++++ Records to use ++++
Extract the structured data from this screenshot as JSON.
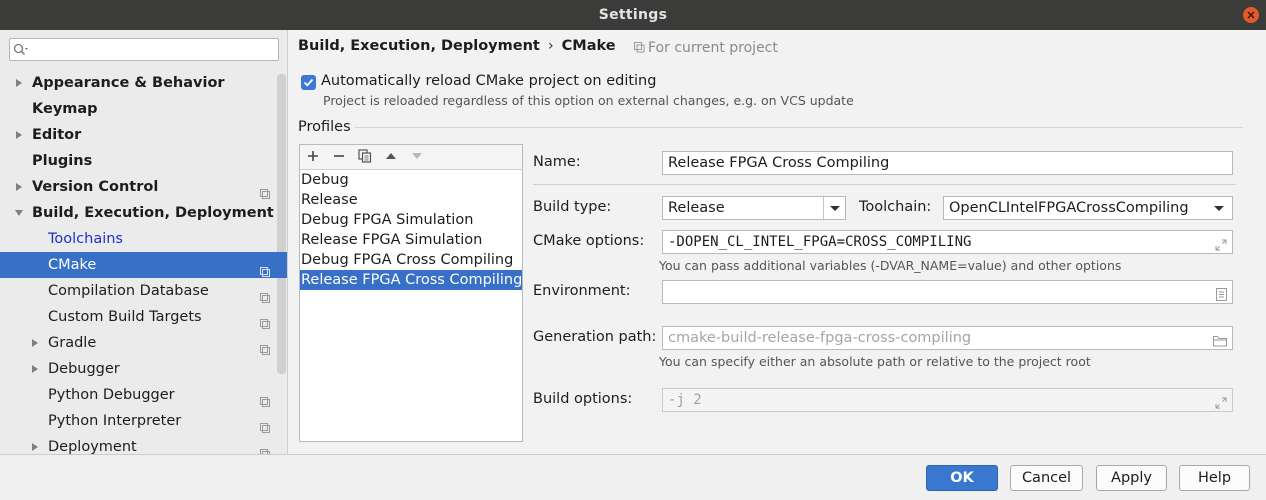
{
  "window": {
    "title": "Settings"
  },
  "sidebar": {
    "search_placeholder": "",
    "items": [
      {
        "label": "Appearance & Behavior"
      },
      {
        "label": "Keymap"
      },
      {
        "label": "Editor"
      },
      {
        "label": "Plugins"
      },
      {
        "label": "Version Control"
      },
      {
        "label": "Build, Execution, Deployment"
      },
      {
        "label": "Toolchains"
      },
      {
        "label": "CMake"
      },
      {
        "label": "Compilation Database"
      },
      {
        "label": "Custom Build Targets"
      },
      {
        "label": "Gradle"
      },
      {
        "label": "Debugger"
      },
      {
        "label": "Python Debugger"
      },
      {
        "label": "Python Interpreter"
      },
      {
        "label": "Deployment"
      }
    ]
  },
  "header": {
    "breadcrumb_parent": "Build, Execution, Deployment",
    "breadcrumb_sep": "›",
    "breadcrumb_current": "CMake",
    "scope": "For current project"
  },
  "auto_reload": {
    "checked": true,
    "label": "Automatically reload CMake project on editing",
    "hint": "Project is reloaded regardless of this option on external changes, e.g. on VCS update"
  },
  "profiles": {
    "title": "Profiles",
    "toolbar": [
      "+",
      "−",
      "copy",
      "up",
      "down"
    ],
    "items": [
      "Debug",
      "Release",
      "Debug FPGA Simulation",
      "Release FPGA Simulation",
      "Debug FPGA Cross Compiling",
      "Release FPGA Cross Compiling"
    ],
    "selected": "Release FPGA Cross Compiling"
  },
  "form": {
    "name_label": "Name:",
    "name_value": "Release FPGA Cross Compiling",
    "build_type_label": "Build type:",
    "build_type_value": "Release",
    "toolchain_label": "Toolchain:",
    "toolchain_value": "OpenCLIntelFPGACrossCompiling",
    "cmake_options_label": "CMake options:",
    "cmake_options_value": "-DOPEN_CL_INTEL_FPGA=CROSS_COMPILING",
    "cmake_options_hint": "You can pass additional variables (-DVAR_NAME=value) and other options",
    "environment_label": "Environment:",
    "environment_value": "",
    "generation_path_label": "Generation path:",
    "generation_path_placeholder": "cmake-build-release-fpga-cross-compiling",
    "generation_path_hint": "You can specify either an absolute path or relative to the project root",
    "build_options_label": "Build options:",
    "build_options_placeholder": "-j 2"
  },
  "footer": {
    "ok": "OK",
    "cancel": "Cancel",
    "apply": "Apply",
    "help": "Help"
  },
  "colors": {
    "accent": "#3870c8",
    "link": "#2030c8",
    "titlebar": "#3b3b39",
    "close": "#e25a2c"
  }
}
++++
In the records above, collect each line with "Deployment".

        "label": "Build, Execution, Deployment"
        "label": "Deployment"
    "breadcrumb_parent": "Build, Execution, Deployment",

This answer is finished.